For many, apps seemed to be the silver bullet for effective engagement, yet now we often hear people assert "We live in a post app world now". Could apps be a thing of the past? Charles Bagnall of Advanced reviews this apparent contradiction.
The main factor underlying this debate is relentless rise of mobile technology. 86 per cent of online donations made from a phone or tablet. The reality is that away from the office it is quicker and easier to use a mobile device. Charities know this - for out of office stakeholders - donors, members, local representatives, volunteers - engagement needs to have a mobile capability. Advanced's own customer research shows that 66 per cent believe social media, overwhelmingly mobile-based, has improved engagement; a similar proportion have invested in Cloud technology to underpin mobile access to key applications. So, what is the best way to engage users on the move?
Let's look at which apps work well for charities and why. Two of our own examples - starting with Nottingham Student's Union – they faced increasing work from expense claims submissions. The Advanced team created an app that used the phone's camera to capture receipts and then submit them to HQ for payment. Students loved it because they could use it anytime and anywhere. Head office approved it because it reduced processing times by 15 per cent.
In another example, membership organisation FSB replaced its triplicate carbon-copy application forms with a tablet-based app for their recruitment agents. The great advantage of an app here was that it could work offline, so agents were not bothered by connectivity issues when working with prospects. At Advanced, we also the geolocation features of phones to greater effect in enabling visiting care workers to automatically record the time and duration of visits to client locations.
Should you use an app?
So why not always use an app? Firstly, it incurs overheads such as security and OS versioning that make them expensive to develop. Secondly, apps work so well because they do one job brilliantly. Focused on one process, designers can make them intuitive, quick, fun. But if you need an app for every process, that could become expensive.
So what makes it worthwhile to develop an app? Be sure they will be widely used by many, often and over several years. Larger charities running major campaigns can afford to create an app for just one campaign given huge audience size and associated revenue target. However, an app for a short campaign with a modest budget can rarely repay the investment.
Are there alternatives?

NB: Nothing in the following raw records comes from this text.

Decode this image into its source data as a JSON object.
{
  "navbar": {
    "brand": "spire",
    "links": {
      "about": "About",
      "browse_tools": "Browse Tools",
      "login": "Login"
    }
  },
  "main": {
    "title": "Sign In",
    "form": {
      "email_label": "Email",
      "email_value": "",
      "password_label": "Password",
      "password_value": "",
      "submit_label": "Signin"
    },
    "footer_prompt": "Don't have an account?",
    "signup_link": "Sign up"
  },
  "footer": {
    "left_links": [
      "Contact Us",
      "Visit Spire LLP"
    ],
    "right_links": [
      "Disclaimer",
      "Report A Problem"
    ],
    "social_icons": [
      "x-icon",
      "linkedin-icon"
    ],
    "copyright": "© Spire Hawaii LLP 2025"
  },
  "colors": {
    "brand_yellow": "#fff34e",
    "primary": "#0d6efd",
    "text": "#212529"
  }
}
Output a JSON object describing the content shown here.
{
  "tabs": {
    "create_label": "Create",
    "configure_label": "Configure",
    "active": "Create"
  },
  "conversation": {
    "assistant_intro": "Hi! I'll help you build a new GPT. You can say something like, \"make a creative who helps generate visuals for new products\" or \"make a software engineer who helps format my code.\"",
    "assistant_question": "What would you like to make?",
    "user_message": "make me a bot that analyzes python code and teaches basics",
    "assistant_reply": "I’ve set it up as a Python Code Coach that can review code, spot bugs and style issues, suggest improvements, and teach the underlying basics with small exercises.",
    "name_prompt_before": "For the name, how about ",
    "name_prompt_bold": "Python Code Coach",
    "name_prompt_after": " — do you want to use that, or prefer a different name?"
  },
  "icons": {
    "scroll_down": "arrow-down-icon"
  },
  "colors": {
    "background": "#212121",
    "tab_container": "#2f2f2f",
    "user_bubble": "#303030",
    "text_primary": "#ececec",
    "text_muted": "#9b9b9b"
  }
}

Modern Cloud software, written as a responsive web application (RWA), works equally well in the browser on any device – whether a laptop, tablet or phone. If part of a suite of applications – such as the new Cloud solutions from Advanced – adding new functions is easy, and doesn’t carry the same incremental cost of one-off app development. This applies equally to your business software as it does to your supporter engagement. It can also address issues such as GDPR compliance. An app just for consent sign up seems unlikely, especially given that best practice for GDPR compliance continues to evolve – not so easy to embrace if every change requires rolling out a new app version…..
So we undoubtedly don't live in a post app world - there is absolutely a place for popular apps that maximise the internal DNA of a mobile device (camera, location), that solves a persistent and widespread problem, or can show a return on investment in the context of a campaign. But given many briefs simply do not fit that criteria, moving more applications to the Cloud looks an appealing and viable alternative allowing you to engage easily and flexibly with users - wherever they are.
Charles Bagnall is head of product management at Advanced
Civil Society Media would like to thanks Advanced for their support with this article